REQUIRED WORK: Your answer should be a single number: how many lines of the material below contain "Transfer".

-------- DATASET ENTRIES --------

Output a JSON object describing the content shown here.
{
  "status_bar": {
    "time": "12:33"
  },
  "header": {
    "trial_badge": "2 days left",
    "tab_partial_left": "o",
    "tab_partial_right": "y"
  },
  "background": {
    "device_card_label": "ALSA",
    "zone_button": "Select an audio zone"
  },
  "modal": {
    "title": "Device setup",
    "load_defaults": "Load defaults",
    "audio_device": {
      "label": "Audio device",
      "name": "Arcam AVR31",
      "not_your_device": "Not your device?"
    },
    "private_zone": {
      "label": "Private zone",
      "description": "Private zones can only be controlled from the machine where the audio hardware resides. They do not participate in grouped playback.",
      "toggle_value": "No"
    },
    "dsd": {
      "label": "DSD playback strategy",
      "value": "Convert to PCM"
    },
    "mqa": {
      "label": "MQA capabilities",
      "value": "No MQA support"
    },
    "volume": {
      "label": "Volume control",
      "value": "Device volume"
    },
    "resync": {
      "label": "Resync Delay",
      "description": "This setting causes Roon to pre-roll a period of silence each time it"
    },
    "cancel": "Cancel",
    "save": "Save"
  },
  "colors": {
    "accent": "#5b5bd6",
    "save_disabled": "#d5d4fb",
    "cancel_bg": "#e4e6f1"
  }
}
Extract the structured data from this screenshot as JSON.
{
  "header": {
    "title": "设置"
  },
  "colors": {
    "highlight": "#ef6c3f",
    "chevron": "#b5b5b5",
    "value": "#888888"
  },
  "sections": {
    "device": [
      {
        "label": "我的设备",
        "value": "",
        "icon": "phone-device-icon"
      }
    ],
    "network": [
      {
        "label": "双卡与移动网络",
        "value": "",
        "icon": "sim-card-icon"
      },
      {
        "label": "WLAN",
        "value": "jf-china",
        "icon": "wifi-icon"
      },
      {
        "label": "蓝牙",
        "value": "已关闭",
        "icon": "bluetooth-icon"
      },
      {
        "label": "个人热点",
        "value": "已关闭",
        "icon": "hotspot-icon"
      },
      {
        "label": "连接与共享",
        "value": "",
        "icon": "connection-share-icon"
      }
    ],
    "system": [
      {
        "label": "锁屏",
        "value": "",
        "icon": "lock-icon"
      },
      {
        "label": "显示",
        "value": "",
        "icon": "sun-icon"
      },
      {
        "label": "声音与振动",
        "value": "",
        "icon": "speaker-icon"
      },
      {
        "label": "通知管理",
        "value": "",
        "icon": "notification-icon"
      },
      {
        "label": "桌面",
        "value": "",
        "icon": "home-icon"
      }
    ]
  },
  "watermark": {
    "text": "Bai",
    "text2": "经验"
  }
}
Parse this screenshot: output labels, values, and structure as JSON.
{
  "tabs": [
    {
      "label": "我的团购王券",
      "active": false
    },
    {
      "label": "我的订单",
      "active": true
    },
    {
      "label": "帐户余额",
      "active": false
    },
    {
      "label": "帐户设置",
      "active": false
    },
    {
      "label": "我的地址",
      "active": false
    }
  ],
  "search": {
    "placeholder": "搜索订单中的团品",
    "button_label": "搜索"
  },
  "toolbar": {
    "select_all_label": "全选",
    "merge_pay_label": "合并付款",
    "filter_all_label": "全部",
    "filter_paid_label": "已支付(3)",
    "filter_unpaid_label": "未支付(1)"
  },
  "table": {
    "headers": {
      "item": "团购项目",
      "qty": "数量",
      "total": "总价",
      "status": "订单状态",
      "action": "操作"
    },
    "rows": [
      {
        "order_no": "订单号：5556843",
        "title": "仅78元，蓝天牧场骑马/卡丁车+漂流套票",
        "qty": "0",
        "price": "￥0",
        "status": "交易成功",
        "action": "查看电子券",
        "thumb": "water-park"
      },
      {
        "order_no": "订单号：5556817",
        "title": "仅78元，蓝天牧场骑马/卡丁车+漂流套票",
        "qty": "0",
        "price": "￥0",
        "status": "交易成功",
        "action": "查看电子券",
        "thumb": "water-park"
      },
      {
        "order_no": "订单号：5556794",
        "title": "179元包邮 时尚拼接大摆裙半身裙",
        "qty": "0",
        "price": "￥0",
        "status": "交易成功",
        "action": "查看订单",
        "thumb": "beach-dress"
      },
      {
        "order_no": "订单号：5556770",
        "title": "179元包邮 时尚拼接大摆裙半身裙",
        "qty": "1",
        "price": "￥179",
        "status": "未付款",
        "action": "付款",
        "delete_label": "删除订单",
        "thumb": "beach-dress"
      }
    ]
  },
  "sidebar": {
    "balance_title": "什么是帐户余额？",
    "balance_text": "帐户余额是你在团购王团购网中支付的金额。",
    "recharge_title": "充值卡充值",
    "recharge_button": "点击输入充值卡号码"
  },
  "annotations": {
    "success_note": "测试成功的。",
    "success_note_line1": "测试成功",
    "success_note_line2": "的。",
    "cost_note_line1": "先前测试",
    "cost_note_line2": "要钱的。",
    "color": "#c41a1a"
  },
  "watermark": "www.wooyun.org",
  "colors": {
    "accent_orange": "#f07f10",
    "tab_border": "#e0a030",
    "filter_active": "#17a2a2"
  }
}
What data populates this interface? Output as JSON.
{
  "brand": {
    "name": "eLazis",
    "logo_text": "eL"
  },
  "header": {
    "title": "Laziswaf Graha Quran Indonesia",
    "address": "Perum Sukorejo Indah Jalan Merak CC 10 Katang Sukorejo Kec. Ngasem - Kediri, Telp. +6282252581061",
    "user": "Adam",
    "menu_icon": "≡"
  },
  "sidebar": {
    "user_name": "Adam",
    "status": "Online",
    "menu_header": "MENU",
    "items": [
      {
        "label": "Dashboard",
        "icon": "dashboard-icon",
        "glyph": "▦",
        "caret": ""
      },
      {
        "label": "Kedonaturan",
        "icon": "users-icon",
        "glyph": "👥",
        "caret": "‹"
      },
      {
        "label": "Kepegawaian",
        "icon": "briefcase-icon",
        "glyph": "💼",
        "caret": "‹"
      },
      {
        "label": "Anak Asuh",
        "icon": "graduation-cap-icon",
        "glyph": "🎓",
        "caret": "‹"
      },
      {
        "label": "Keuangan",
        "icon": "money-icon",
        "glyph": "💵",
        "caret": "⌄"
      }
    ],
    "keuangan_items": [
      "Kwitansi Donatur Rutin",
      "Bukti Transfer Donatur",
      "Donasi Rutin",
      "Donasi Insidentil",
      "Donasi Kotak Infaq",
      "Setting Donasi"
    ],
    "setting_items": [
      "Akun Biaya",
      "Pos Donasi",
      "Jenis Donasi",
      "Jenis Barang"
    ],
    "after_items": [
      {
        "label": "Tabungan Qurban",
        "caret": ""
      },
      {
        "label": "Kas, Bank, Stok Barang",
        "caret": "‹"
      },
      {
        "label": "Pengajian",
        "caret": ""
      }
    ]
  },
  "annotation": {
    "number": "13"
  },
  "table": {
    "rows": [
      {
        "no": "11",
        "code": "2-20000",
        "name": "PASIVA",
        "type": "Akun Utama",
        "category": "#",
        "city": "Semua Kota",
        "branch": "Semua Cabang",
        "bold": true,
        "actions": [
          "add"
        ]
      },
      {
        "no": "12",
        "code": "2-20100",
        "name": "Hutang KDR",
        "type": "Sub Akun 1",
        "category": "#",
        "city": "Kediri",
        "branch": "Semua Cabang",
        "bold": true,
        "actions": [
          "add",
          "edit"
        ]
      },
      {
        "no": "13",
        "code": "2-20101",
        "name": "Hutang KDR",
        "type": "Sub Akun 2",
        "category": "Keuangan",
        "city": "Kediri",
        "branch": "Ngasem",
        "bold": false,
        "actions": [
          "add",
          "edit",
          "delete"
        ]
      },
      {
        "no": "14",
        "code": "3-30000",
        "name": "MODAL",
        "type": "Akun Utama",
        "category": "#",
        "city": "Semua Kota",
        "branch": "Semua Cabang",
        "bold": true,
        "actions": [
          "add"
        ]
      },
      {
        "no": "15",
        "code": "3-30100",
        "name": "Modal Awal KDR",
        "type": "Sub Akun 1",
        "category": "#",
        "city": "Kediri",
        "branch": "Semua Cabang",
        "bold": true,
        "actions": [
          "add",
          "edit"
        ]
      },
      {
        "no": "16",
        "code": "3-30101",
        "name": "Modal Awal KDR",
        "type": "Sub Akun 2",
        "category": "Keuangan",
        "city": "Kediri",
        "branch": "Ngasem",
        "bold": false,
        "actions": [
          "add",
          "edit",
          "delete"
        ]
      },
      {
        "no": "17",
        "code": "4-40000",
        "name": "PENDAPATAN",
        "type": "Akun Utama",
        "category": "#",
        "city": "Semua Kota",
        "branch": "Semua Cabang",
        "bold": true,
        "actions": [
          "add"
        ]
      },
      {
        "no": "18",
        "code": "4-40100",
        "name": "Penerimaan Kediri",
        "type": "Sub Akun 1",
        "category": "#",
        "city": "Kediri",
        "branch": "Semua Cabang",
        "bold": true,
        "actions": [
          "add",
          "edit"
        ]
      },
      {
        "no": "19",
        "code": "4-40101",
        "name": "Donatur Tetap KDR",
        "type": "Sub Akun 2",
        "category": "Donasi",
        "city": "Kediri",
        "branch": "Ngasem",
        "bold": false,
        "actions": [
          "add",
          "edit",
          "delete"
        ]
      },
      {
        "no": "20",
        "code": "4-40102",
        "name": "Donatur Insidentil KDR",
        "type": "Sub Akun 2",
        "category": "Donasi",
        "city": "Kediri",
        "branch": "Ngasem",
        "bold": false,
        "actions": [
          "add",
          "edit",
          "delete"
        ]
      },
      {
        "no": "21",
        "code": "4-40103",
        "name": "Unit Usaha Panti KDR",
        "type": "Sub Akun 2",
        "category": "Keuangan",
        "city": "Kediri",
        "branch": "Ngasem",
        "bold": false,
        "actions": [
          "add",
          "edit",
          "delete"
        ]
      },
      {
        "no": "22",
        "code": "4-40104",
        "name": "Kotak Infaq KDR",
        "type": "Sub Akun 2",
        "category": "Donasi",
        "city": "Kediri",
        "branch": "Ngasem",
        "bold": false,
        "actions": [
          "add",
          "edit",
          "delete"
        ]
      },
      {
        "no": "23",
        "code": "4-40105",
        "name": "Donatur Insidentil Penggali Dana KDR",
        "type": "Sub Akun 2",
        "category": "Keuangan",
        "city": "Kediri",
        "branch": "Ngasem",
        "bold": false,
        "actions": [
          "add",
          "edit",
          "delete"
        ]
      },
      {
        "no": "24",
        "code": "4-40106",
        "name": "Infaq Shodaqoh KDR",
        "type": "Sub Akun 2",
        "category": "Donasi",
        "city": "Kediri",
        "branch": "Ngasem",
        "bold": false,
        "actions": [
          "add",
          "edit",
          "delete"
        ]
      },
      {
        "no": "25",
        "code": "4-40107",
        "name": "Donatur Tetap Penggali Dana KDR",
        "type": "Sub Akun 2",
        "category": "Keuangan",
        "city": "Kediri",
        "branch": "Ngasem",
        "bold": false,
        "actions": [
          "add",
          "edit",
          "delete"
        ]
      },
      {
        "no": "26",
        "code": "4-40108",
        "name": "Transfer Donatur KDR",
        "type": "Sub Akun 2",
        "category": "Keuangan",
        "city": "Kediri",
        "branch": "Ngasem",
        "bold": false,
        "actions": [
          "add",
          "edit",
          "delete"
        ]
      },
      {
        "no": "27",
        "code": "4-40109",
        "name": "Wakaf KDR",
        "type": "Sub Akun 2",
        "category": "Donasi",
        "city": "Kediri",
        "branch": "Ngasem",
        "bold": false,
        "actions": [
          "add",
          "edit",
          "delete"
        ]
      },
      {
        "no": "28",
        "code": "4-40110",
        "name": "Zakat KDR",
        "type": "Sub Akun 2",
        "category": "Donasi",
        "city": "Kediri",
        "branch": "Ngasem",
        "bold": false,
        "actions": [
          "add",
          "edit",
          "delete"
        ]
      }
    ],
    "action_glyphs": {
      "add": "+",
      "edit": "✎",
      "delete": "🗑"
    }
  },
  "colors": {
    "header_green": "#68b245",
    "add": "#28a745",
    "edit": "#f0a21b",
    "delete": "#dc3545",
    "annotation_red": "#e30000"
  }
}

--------

ANSWER SECTION: 2